To this point, the navigation should also inherit the main navigation.
We think blogs should be part of the shopping experience–not a magazine–in order to generate sales for their clients.
Making it easy for people to get back to the main site and also, for SEO value–top-funnel pages that generate links to immediately pass internal linking equity to those other pages just makes this a natural one-two as well.
Make Text Readable
Other readability best practices is that the font should be 16-18+ pixels.
The column width, not too wide.
You want to make it easy to track to the second line. It can get exhausting for readers to track from a wide column to the second line.
So, we’re trying to make that as minimal and easy and pleasurable of an experience as possible.
Also, don’t make it gray on white.
I think a common thing that many people will do with their font is they’ll put gray on a white background.

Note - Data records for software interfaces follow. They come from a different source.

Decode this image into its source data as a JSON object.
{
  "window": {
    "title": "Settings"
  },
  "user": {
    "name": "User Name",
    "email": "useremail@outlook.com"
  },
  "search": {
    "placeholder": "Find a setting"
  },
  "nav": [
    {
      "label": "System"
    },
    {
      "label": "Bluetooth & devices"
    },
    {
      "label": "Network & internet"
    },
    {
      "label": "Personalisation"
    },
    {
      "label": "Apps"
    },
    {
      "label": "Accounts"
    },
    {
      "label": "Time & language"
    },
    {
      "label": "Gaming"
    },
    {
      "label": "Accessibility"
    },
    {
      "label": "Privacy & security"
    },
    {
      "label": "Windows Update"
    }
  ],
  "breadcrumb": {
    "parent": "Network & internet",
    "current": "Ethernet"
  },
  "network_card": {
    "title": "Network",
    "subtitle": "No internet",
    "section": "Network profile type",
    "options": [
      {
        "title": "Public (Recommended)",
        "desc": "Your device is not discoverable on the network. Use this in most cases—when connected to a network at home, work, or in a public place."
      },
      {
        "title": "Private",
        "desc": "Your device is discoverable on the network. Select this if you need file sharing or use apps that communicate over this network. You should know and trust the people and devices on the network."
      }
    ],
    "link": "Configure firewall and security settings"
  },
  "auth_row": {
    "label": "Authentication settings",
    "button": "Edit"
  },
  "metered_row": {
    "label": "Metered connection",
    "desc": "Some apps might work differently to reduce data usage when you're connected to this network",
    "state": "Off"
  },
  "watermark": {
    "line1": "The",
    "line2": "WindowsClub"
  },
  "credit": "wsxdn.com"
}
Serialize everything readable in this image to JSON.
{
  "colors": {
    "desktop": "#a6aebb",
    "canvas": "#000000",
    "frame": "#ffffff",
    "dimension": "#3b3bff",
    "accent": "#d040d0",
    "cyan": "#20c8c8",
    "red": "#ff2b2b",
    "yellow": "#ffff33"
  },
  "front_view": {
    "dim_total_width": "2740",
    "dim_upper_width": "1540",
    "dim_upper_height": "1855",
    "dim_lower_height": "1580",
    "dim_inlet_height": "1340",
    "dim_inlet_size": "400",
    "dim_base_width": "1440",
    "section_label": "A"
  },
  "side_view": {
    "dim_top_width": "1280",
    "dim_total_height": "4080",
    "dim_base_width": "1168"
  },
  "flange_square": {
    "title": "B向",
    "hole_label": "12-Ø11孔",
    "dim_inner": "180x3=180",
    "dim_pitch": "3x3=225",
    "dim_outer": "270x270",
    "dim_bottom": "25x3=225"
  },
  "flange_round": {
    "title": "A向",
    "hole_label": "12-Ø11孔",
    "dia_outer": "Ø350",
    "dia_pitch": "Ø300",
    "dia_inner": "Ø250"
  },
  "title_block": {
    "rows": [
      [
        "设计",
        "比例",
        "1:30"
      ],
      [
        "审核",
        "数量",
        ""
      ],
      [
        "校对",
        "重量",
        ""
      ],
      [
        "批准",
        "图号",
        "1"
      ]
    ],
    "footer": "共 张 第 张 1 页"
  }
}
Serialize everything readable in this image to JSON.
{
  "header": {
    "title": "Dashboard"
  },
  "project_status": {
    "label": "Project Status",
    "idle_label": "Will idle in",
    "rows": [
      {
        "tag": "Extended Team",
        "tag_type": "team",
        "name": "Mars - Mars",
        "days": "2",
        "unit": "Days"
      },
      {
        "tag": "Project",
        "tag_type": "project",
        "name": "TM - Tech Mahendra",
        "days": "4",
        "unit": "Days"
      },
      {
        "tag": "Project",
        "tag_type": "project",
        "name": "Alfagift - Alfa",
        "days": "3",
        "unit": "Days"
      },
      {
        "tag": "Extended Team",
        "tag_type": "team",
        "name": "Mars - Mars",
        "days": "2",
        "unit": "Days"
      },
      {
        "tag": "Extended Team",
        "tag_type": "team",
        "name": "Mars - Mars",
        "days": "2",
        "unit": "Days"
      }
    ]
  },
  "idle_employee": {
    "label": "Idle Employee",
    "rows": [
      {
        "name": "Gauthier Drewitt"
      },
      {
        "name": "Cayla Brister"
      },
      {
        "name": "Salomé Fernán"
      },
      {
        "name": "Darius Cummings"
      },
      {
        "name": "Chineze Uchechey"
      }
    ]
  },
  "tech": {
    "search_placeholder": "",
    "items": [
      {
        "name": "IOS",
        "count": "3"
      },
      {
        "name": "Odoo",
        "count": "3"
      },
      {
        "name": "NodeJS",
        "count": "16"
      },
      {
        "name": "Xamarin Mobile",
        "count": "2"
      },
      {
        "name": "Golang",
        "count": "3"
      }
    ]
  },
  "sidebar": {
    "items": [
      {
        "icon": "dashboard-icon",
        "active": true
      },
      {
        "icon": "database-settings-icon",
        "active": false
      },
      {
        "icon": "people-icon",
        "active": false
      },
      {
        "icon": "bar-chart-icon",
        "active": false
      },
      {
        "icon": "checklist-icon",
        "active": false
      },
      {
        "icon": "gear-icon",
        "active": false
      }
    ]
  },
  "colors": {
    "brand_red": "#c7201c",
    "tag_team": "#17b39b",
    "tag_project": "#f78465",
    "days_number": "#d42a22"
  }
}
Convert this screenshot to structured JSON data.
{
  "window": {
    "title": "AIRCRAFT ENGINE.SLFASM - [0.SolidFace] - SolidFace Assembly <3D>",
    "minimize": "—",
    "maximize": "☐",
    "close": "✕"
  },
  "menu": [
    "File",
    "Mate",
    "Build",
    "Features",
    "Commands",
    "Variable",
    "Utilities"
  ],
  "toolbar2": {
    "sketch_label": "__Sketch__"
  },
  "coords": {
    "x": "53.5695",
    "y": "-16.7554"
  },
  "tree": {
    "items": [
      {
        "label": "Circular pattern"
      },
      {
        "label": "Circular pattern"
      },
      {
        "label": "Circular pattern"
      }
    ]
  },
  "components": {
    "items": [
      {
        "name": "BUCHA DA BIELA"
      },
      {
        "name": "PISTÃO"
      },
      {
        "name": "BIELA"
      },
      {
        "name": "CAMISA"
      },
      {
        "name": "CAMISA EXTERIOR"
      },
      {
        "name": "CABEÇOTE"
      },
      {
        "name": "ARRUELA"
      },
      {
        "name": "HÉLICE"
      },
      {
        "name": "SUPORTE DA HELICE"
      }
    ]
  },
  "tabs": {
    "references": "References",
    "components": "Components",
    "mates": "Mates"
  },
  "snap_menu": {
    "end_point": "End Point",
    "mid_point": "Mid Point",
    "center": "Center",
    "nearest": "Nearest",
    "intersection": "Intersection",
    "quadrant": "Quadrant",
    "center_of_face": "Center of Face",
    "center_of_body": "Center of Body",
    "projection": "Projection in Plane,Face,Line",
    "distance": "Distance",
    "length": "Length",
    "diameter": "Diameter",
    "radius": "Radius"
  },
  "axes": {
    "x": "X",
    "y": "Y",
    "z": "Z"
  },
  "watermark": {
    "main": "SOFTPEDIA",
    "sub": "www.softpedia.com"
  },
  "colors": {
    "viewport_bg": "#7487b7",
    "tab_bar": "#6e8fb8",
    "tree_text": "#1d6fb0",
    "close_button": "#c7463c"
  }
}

This can often look good to a designer, but not actually be functional.
Try to use black on white.
You can use your own approach with different fonts to make it feel uniquely you, but I would generally try to avoid gray on white for that readability.
Include Related Linking to 3-4 Posts
And at the end, including related linking is a no-brainer for SEO.
Some general best practices here is to include 3-4 images and blog posts.
Ideally, the thumbnails are not too large for site speed reasons.
I like one thing that NerdWallet is doing here where they have one image that’s a featured related linking post and also has sub-images as well.
But by all means, these can be very small file size images.
It shouldn’t be a blocker to include visually-grabbing thumbnails here.
But something I noticed with these sections, very commonly, a default use of them is to do “most recent” posts or even most recent in the same category.
Our suggestion is to make it random in the same category you’re in.
This will create more of a silo effect where you’re getting the most relevant articles to your “growth” or your “customer service,” rather than just random articles where that same customer service person will now have 50% articles that are not relevant to them in that particular section.
By making that random, you’re also getting older posts higher in architecture.
And for extra benefit, make this have a possibility to have manual selection where you could pull posts that are especially relevant to make the article even more useful to the readers that are on it.
Other miscellaneous items to consider:
- Calls-to-action at the end of the post and build it into a template.
- I don’t think blog comments really make sense in 99% of verticals anymore. It’s kind of outdated practice since people really aren’t commenting and they do that on social media instead.
- Share buttons do make sense that are custom to your vertical even though people are sharing less on these social networks, but it’s still a good best practice.
I think having those share buttons actually be colored in your blog design. Like on Siege, we have red images that match our brand aesthetic.
I think this communicates a premium feel to people and it’s not very hard to do with your website overall.
That’s kind of the overall spiel on blog design best practice for SEO.
I know it’s a lot, but ranking well is a competitive world, so there’s a lot of things you got to do well in order to do that.